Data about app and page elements
=-=-=

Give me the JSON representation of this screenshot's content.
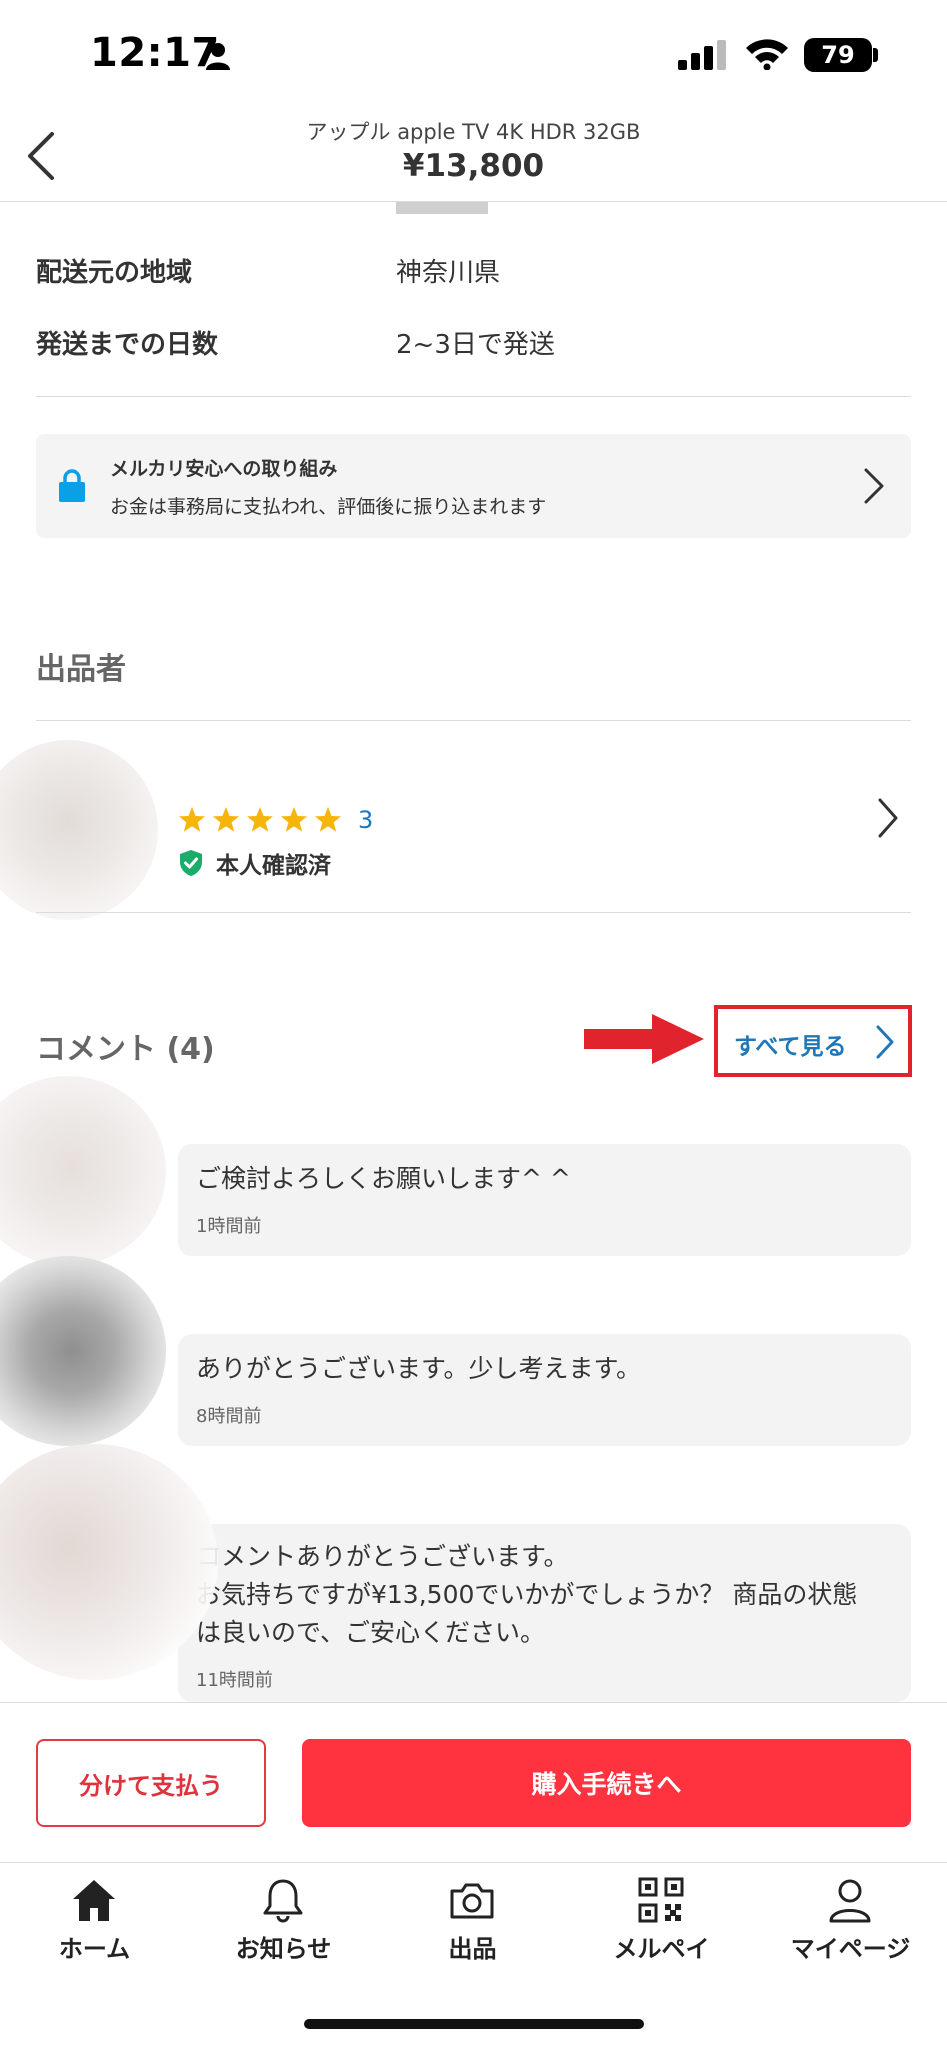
{
  "status_bar": {
    "time": "12:17",
    "battery": "79"
  },
  "header": {
    "title": "アップル apple TV 4K HDR 32GB",
    "price": "¥13,800"
  },
  "shipping": {
    "rows": [
      {
        "label": "配送元の地域",
        "value": "神奈川県"
      },
      {
        "label": "発送までの日数",
        "value": "2~3日で発送"
      }
    ]
  },
  "safety": {
    "title": "メルカリ安心への取り組み",
    "subtitle": "お金は事務局に支払われ、評価後に振り込まれます"
  },
  "seller": {
    "heading": "出品者",
    "rating_count": "3",
    "rating_stars": 5,
    "verified": "本人確認済"
  },
  "comments": {
    "heading": "コメント (4)",
    "see_all": "すべて見る",
    "items": [
      {
        "text": "ご検討よろしくお願いします^ ^",
        "time": "1時間前"
      },
      {
        "text": "ありがとうございます。少し考えます。",
        "time": "8時間前"
      },
      {
        "text": "コメントありがとうございます。\nお気持ちですが¥13,500でいかがでしょうか？ 商品の状態\nは良いので、ご安心ください。",
        "time": "11時間前"
      }
    ]
  },
  "actions": {
    "split_pay": "分けて支払う",
    "purchase": "購入手続きへ"
  },
  "tabs": [
    {
      "label": "ホーム",
      "icon": "home-icon"
    },
    {
      "label": "お知らせ",
      "icon": "bell-icon"
    },
    {
      "label": "出品",
      "icon": "camera-icon"
    },
    {
      "label": "メルペイ",
      "icon": "qr-code-icon"
    },
    {
      "label": "マイページ",
      "icon": "person-icon"
    }
  ],
  "colors": {
    "brand_red": "#ff333f",
    "link_blue": "#1d77b8",
    "star_yellow": "#f5b50a",
    "verified_green": "#1bab6b",
    "lock_blue": "#0aa0e6"
  }
}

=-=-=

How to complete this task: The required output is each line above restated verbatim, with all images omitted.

Solution to the problem:
Give me the JSON representation of this screenshot's content.
{
  "status_bar": {
    "time": "12:17",
    "battery": "79"
  },
  "header": {
    "title": "アップル apple TV 4K HDR 32GB",
    "price": "¥13,800"
  },
  "shipping": {
    "rows": [
      {
        "label": "配送元の地域",
        "value": "神奈川県"
      },
      {
        "label": "発送までの日数",
        "value": "2~3日で発送"
      }
    ]
  },
  "safety": {
    "title": "メルカリ安心への取り組み",
    "subtitle": "お金は事務局に支払われ、評価後に振り込まれます"
  },
  "seller": {
    "heading": "出品者",
    "rating_count": "3",
    "rating_stars": 5,
    "verified": "本人確認済"
  },
  "comments": {
    "heading": "コメント (4)",
    "see_all": "すべて見る",
    "items": [
      {
        "text": "ご検討よろしくお願いします^ ^",
        "time": "1時間前"
      },
      {
        "text": "ありがとうございます。少し考えます。",
        "time": "8時間前"
      },
      {
        "text": "コメントありがとうございます。\nお気持ちですが¥13,500でいかがでしょうか？ 商品の状態\nは良いので、ご安心ください。",
        "time": "11時間前"
      }
    ]
  },
  "actions": {
    "split_pay": "分けて支払う",
    "purchase": "購入手続きへ"
  },
  "tabs": [
    {
      "label": "ホーム",
      "icon": "home-icon"
    },
    {
      "label": "お知らせ",
      "icon": "bell-icon"
    },
    {
      "label": "出品",
      "icon": "camera-icon"
    },
    {
      "label": "メルペイ",
      "icon": "qr-code-icon"
    },
    {
      "label": "マイページ",
      "icon": "person-icon"
    }
  ],
  "colors": {
    "brand_red": "#ff333f",
    "link_blue": "#1d77b8",
    "star_yellow": "#f5b50a",
    "verified_green": "#1bab6b",
    "lock_blue": "#0aa0e6"
  }
}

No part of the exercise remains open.